Bahrain's King Hamad bin Isa Al Khalifa issued a decree on Tuesday reorganising the National Security Agency and appointing Lieutenant General Adel bin Khalifa Al Fadhel as its new president, effective immediately, the state news agency said.
The NSA has for decades been central to the Sunni Muslim-ruled kingdom's efforts to overcome protests by members of the country's Shi'ite Muslim majority.
The king also issued a decree appointing Sheikh Talal bin Mohammed bin Khalifa Al Khalifa as deputy interior minister.
In August, three Bahraini human rights groups accused the Gulf Arab monarchy's NSA of the systematic use of censorship, torture, and sexual violence towards female detainees.
A security official said at the time it would investigate the allegations, but subsequent actions by Bahrain, including threats to take Qatar to the ICC, indicated that they felt the allegations were part of a joint conspiracy from Qatar and Iran.
In 2011, Bahrain put down an uprising by pro-democracy activists, many of them Shi'ites. The monarchy believes the opposition seeks to overthrow it by force and accuses Iran of aiding in deadly militant attacks on security forces.
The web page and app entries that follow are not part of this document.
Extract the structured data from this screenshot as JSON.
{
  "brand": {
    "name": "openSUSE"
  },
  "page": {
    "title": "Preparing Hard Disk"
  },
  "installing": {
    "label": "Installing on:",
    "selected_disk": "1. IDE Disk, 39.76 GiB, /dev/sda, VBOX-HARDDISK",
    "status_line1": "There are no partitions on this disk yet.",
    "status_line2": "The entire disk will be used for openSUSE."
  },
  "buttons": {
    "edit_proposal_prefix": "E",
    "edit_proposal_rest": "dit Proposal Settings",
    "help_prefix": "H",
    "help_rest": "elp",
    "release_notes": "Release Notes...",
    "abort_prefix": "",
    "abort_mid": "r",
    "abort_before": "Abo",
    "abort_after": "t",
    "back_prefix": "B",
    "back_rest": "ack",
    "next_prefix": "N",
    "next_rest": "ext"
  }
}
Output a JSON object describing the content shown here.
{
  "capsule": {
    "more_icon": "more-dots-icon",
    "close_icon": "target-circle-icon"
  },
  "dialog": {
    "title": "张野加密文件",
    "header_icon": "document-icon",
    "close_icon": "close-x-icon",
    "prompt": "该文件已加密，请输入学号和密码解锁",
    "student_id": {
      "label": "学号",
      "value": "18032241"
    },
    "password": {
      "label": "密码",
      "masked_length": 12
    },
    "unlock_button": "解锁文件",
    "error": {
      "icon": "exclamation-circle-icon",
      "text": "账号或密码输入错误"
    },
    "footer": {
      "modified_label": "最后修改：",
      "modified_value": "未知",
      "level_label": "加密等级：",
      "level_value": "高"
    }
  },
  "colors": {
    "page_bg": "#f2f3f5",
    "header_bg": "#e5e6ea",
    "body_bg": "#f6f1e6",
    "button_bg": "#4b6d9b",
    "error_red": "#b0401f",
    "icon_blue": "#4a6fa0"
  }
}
But the opposition believes that such claims have been consistently used as an excuse to prevent the legitimate demands to reform the country from coming into fruition.
Home to the U.S. Fifth Fleet, Bahrain denies opposition claims that it marginalises Shi'ites economically and in government representation.